Before moving to Iowa from Kansas City, Patrick said she didn't even know about the holiday. Her father is Black and her mother is Puerto Rican. So that means an extra sense of duality for her.

"It's made us more aware that we may not have the same needs across the board. And sometimes we do, but either way, you're better able to support someone when you get outside of your box and talk to them and have a conversation and really know where they're coming from," Patrick said of her multiracial/ethnic background.

She admitted coming from two marginalized backgrounds has made some aspects of her life challenging, but community-led celebrations like the one she is planning will help others who are like her. It will encourage people to reach across the aisle and get to know each other.

"And I think at the end of the day, doing things like this, it humanizes all people across the board," Patrick said.

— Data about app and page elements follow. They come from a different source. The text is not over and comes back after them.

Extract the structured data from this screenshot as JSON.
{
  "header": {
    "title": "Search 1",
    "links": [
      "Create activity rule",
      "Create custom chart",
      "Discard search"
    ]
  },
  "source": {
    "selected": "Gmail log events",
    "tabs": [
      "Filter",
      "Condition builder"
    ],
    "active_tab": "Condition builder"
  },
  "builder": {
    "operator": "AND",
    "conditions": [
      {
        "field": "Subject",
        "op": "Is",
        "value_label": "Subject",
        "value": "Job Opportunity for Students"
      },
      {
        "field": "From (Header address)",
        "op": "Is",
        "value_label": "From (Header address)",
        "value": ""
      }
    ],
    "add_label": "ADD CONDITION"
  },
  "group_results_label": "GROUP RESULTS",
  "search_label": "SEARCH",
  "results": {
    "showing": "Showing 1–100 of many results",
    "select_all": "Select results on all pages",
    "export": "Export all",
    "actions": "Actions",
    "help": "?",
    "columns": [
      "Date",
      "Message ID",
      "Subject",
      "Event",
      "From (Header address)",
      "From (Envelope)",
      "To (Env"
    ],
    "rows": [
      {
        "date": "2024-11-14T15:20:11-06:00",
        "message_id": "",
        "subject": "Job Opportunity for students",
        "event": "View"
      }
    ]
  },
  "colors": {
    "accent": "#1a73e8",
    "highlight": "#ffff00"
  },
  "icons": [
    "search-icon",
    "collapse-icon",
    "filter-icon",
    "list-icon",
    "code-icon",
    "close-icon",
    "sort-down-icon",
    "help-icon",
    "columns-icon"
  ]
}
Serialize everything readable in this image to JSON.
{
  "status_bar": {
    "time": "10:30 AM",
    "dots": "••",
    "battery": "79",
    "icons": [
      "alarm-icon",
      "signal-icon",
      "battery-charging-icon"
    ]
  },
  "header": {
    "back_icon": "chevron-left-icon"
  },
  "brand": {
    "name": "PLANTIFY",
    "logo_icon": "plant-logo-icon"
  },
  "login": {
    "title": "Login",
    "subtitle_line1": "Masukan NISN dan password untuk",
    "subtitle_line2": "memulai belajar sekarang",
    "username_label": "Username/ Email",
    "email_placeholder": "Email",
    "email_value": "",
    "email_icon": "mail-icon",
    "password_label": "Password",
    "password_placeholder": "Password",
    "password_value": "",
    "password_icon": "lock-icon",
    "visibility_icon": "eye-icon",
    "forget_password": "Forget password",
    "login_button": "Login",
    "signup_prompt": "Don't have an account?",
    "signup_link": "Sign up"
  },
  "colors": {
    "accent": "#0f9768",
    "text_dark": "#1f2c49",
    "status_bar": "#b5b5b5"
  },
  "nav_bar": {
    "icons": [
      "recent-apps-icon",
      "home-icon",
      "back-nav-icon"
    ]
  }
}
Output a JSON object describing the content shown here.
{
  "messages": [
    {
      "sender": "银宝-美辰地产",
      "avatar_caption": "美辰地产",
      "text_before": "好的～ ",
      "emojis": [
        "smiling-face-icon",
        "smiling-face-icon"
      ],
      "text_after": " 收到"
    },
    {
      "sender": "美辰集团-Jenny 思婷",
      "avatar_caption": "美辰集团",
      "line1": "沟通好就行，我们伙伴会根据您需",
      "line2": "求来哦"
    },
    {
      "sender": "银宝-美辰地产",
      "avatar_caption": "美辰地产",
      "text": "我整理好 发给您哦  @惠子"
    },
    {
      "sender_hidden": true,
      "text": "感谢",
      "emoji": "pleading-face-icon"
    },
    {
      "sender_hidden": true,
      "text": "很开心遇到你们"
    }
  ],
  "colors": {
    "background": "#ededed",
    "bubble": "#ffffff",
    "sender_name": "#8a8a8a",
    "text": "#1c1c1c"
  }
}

The Juneteenth event with the Sherman Hill Neighborhood Association and Ingersoll Square apartment complex, along with others, will take place Saturday, June 19 from 1 p.m. to 6 p.m.